------ RECORDS PROVIDED

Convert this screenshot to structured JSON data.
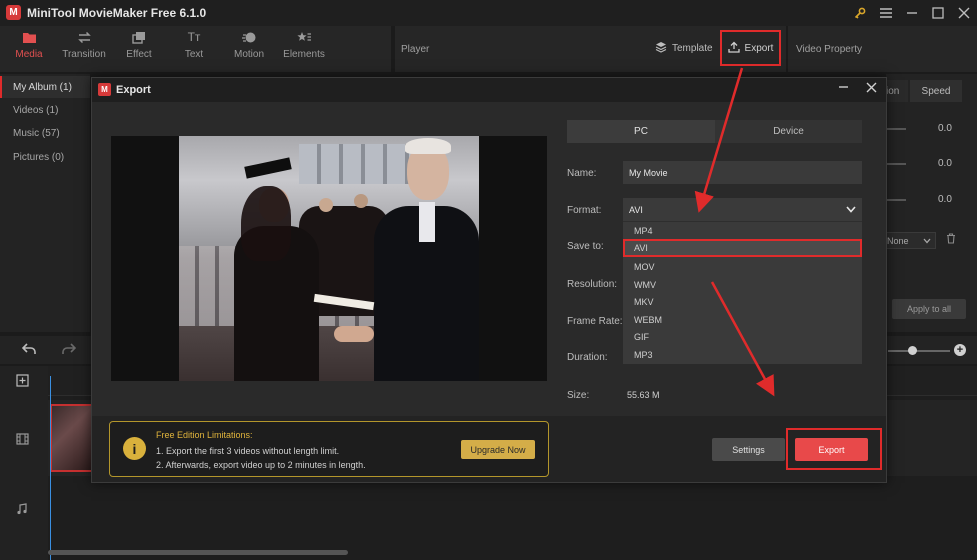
{
  "app": {
    "title": "MiniTool MovieMaker Free 6.1.0",
    "logo_glyph": "M"
  },
  "window_controls": [
    "key-icon",
    "menu-icon",
    "minimize-icon",
    "maximize-icon",
    "close-icon"
  ],
  "toolbar": {
    "items": [
      {
        "label": "Media",
        "icon": "folder-icon",
        "active": true
      },
      {
        "label": "Transition",
        "icon": "transition-icon",
        "active": false
      },
      {
        "label": "Effect",
        "icon": "effect-icon",
        "active": false
      },
      {
        "label": "Text",
        "icon": "text-icon",
        "active": false
      },
      {
        "label": "Motion",
        "icon": "motion-icon",
        "active": false
      },
      {
        "label": "Elements",
        "icon": "elements-icon",
        "active": false
      }
    ],
    "text_glyph": "Tт"
  },
  "player": {
    "label": "Player",
    "template_label": "Template",
    "export_label": "Export"
  },
  "video_property": {
    "label": "Video Property"
  },
  "media_panel": {
    "items": [
      {
        "label": "My Album (1)",
        "active": true
      },
      {
        "label": "Videos (1)",
        "active": false
      },
      {
        "label": "Music (57)",
        "active": false
      },
      {
        "label": "Pictures (0)",
        "active": false
      }
    ]
  },
  "property_panel": {
    "tab_partial": "ion",
    "tab_speed": "Speed",
    "values": [
      "0.0",
      "0.0",
      "0.0"
    ],
    "dropdown_value": "None",
    "apply_all": "Apply to all"
  },
  "dialog": {
    "title": "Export",
    "logo_glyph": "M",
    "tabs": {
      "pc": "PC",
      "device": "Device"
    },
    "labels": {
      "name": "Name:",
      "format": "Format:",
      "save_to": "Save to:",
      "resolution": "Resolution:",
      "frame_rate": "Frame Rate:",
      "duration": "Duration:",
      "size": "Size:"
    },
    "name_value": "My Movie",
    "format_value": "AVI",
    "size_value": "55.63 M",
    "format_options": [
      "MP4",
      "AVI",
      "MOV",
      "WMV",
      "MKV",
      "WEBM",
      "GIF",
      "MP3"
    ],
    "selected_format_index": 1,
    "limits": {
      "title": "Free Edition Limitations:",
      "line1": "1. Export the first 3 videos without length limit.",
      "line2": "2. Afterwards, export video up to 2 minutes in length."
    },
    "upgrade_label": "Upgrade Now",
    "settings_label": "Settings",
    "export_label": "Export"
  },
  "colors": {
    "accent_red": "#e02b2b",
    "export_button": "#e8494a",
    "warning_gold": "#d9b13c"
  }
}
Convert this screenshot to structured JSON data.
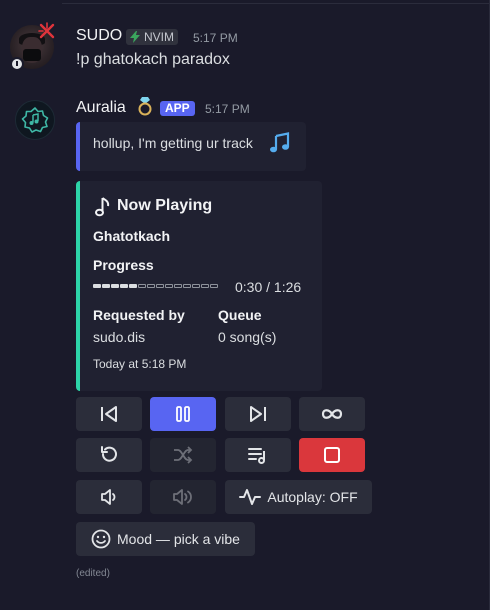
{
  "messages": [
    {
      "username": "SUDO",
      "tag": "NVIM",
      "time": "5:17 PM",
      "text": "!p ghatokach paradox"
    },
    {
      "username": "Auralia",
      "badge": "APP",
      "time": "5:17 PM",
      "reply_text": "hollup, I'm getting ur track",
      "embed": {
        "title": "Now Playing",
        "song": "Ghatotkach",
        "progress_label": "Progress",
        "progress_time": "0:30 / 1:26",
        "progress_fraction": 0.349,
        "requested_by_label": "Requested by",
        "requested_by": "sudo.dis",
        "queue_label": "Queue",
        "queue_value": "0 song(s)",
        "footer": "Today at 5:18 PM",
        "accent": "#2dd4a8"
      },
      "buttons": {
        "autoplay_label": "Autoplay: OFF",
        "mood_label": "Mood — pick a vibe"
      },
      "edited": "(edited)"
    }
  ],
  "colors": {
    "background": "#1a1a2a",
    "blurple": "#5865f2",
    "stop_red": "#da373c",
    "embed_bg": "#202131"
  }
}
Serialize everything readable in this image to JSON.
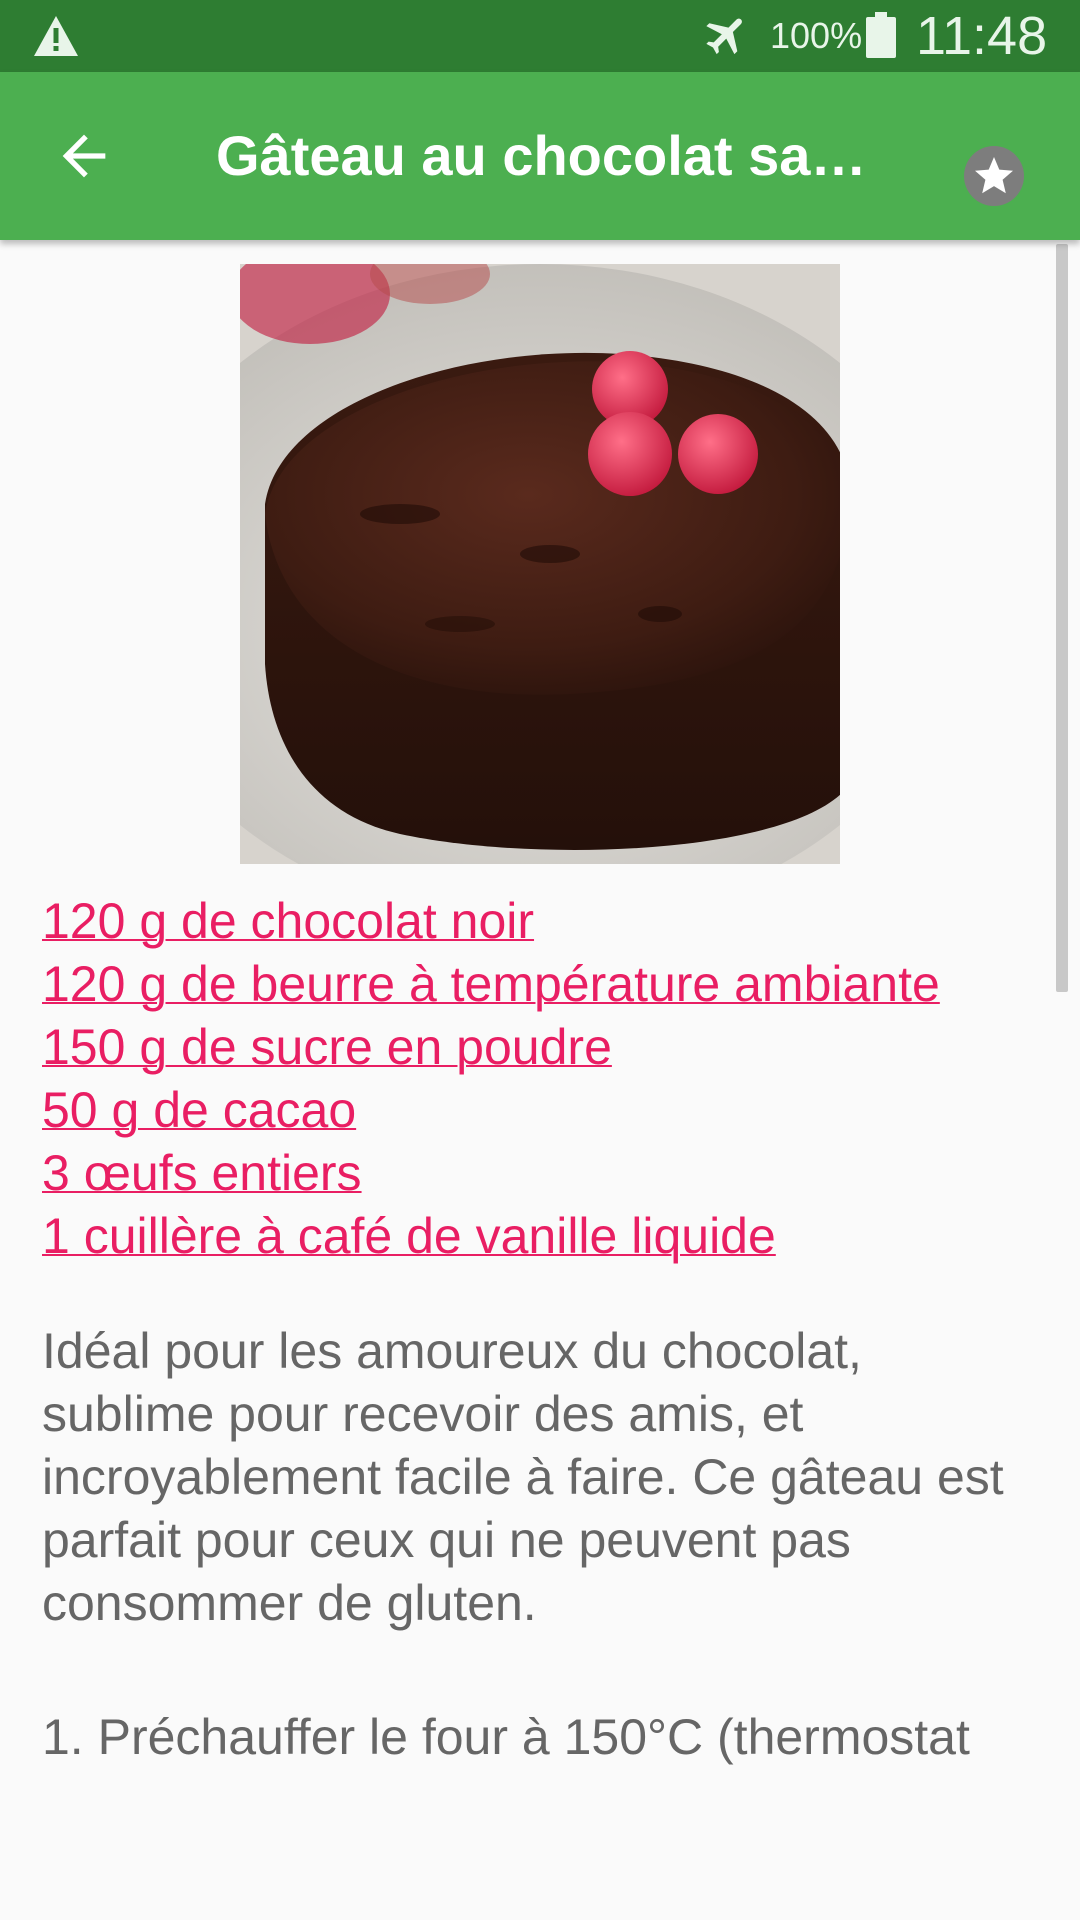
{
  "status_bar": {
    "battery_percent": "100%",
    "time": "11:48",
    "icons": [
      "warning-icon",
      "airplane-mode-icon",
      "battery-icon"
    ]
  },
  "app_bar": {
    "title": "Gâteau au chocolat san…",
    "back_icon": "arrow-left-icon",
    "favorite_icon": "star-icon"
  },
  "recipe": {
    "ingredients": [
      "120 g de chocolat noir",
      "120 g de beurre à température ambiante",
      "150 g de sucre en poudre",
      "50 g de cacao",
      "3 œufs entiers",
      "1 cuillère à café de vanille liquide"
    ],
    "description": "Idéal pour les amoureux du chocolat, sublime pour recevoir des amis, et incroyablement facile à faire. Ce gâteau est parfait pour ceux qui ne peuvent pas consommer de gluten.",
    "first_step": "1. Préchauffer le four à 150°C (thermostat"
  },
  "colors": {
    "status_bar": "#2e7d32",
    "app_bar": "#4caf50",
    "link": "#e91e63",
    "body_text": "#666666",
    "background": "#fafafa"
  }
}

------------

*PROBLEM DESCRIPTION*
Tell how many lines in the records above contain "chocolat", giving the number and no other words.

*RESPONSE FOR THIS EXERCISE*
3